Illustration: Axios Visuals

During the second day of Paul Manafort's trial, an executive and a manager of luxury menswear stores testified that Manafort spent hundreds of thousands of dollars on clothing, regularly paying with wire transfers from foreign bank accounts, according to the Washington Post.

Why it matters: Paul Manafort is facing charges of tax and bank fraud — specifically laundering $30 million in income, secretly keeping money in offshore accounts, acting as a foreign agent during his work with Ukraine, obstruction of justice and making false statements.

Other key takeaways:

  • 10:26 a.m. Daniel Rabin, who also worked with Gates and Manafort, testified about their work creating political ads and aiding campaigns in Ukraine.
  • 3:01 p.m. Ronald Wall, the Chief Financial Officer of House of Bijan in Beverly Hills, tallied up a two year bill for Manafort of $334,000. All of Manafort's purchases at House of Bijan were made via wire transfers, according to Wall's testimony, which he noted was unusual.
  • 3:27 p.m. The prosecution is ahead of schedule, and told Judge T. S. Ellis that they could be done presenting their case next week. They went on to suggest Rick Gates — a close business partner who has also faced charges from Mueller — may not end up testifying. The trial was originally expected to last three weeks.

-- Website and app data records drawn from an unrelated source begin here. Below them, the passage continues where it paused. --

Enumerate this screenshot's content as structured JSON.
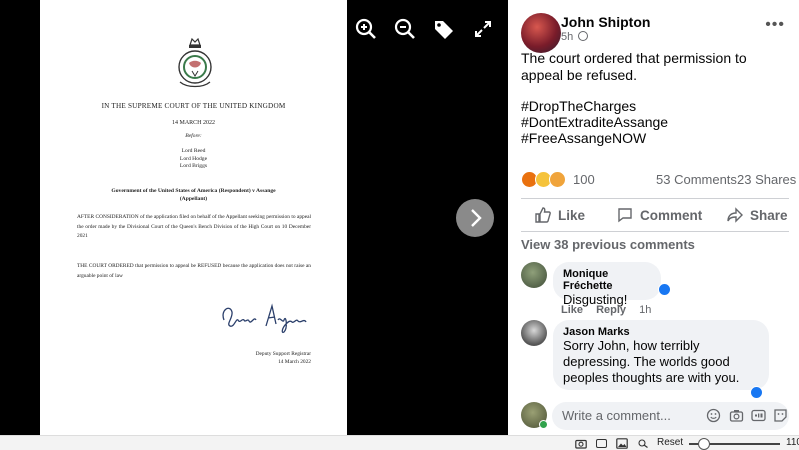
{
  "document": {
    "court": "IN THE SUPREME COURT OF THE UNITED KINGDOM",
    "date": "14 MARCH 2022",
    "before": "Before:",
    "judges": [
      "Lord Reed",
      "Lord Hodge",
      "Lord Briggs"
    ],
    "parties": "Government of the United States of America (Respondent) v Assange (Appellant)",
    "paragraph1": "AFTER CONSIDERATION of the application filed on behalf of the Appellant seeking permission to appeal the order made by the Divisional Court of the Queen's Bench Division of the High Court on 10 December 2021",
    "paragraph2": "THE COURT ORDERED that permission to appeal be REFUSED because the application does not raise an arguable point of law",
    "signature": "Louise Angus",
    "registrar_title": "Deputy Support Registrar",
    "registrar_date": "14 March 2022"
  },
  "viewer": {
    "zoom_in_icon": "zoom-in-icon",
    "zoom_out_icon": "zoom-out-icon",
    "tag_icon": "tag-icon",
    "fullscreen_icon": "fullscreen-icon",
    "next_icon": "chevron-right-icon"
  },
  "post": {
    "author": "John Shipton",
    "time": "5h",
    "text": "The court ordered that permission to appeal be refused.",
    "hashtags": [
      "#DropTheCharges",
      "#DontExtraditeAssange",
      "#FreeAssangeNOW"
    ],
    "reaction_count": "100",
    "comments_count": "53 Comments",
    "shares_count": "23 Shares",
    "actions": {
      "like": "Like",
      "comment": "Comment",
      "share": "Share"
    },
    "view_previous": "View 38 previous comments"
  },
  "comments": [
    {
      "author": "Monique Fréchette",
      "text": "Disgusting!",
      "like": "Like",
      "reply": "Reply",
      "time": "1h"
    },
    {
      "author": "Jason Marks",
      "text": "Sorry John, how terribly depressing. The worlds good peoples thoughts are with you."
    }
  ],
  "composer": {
    "placeholder": "Write a comment..."
  },
  "statusbar": {
    "reset": "Reset",
    "zoom": "110"
  },
  "colors": {
    "accent": "#1877f2",
    "muted": "#65676b",
    "bubble": "#f0f2f5"
  }
}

Manafort made other large purchases via wire transfer as well that the prosecution team honed in on.

  • He helped his daughter purchase a $1.9 million home in an all-cash transaction via a wire transfer according to testimony from the real estate agent they worked with.
  • A salesman at Mercedes Benz testified that Manafort's wife purchased a new SL550 in 2012 via a wire transfer from Lucicle Consultants Ltd. that cost $124,000.

The big picture: Manafort's trial is the first of special counsel Robert Mueller's investigation into the Trump Campaign and potential ties to Russia. Though Mueller's team likely won't make any reference to "Russians" or "collusion," it is expected the team will instead focus on alleged financial crimes by Manafort.

Go deeper with the highlights from day 1.

Go deeper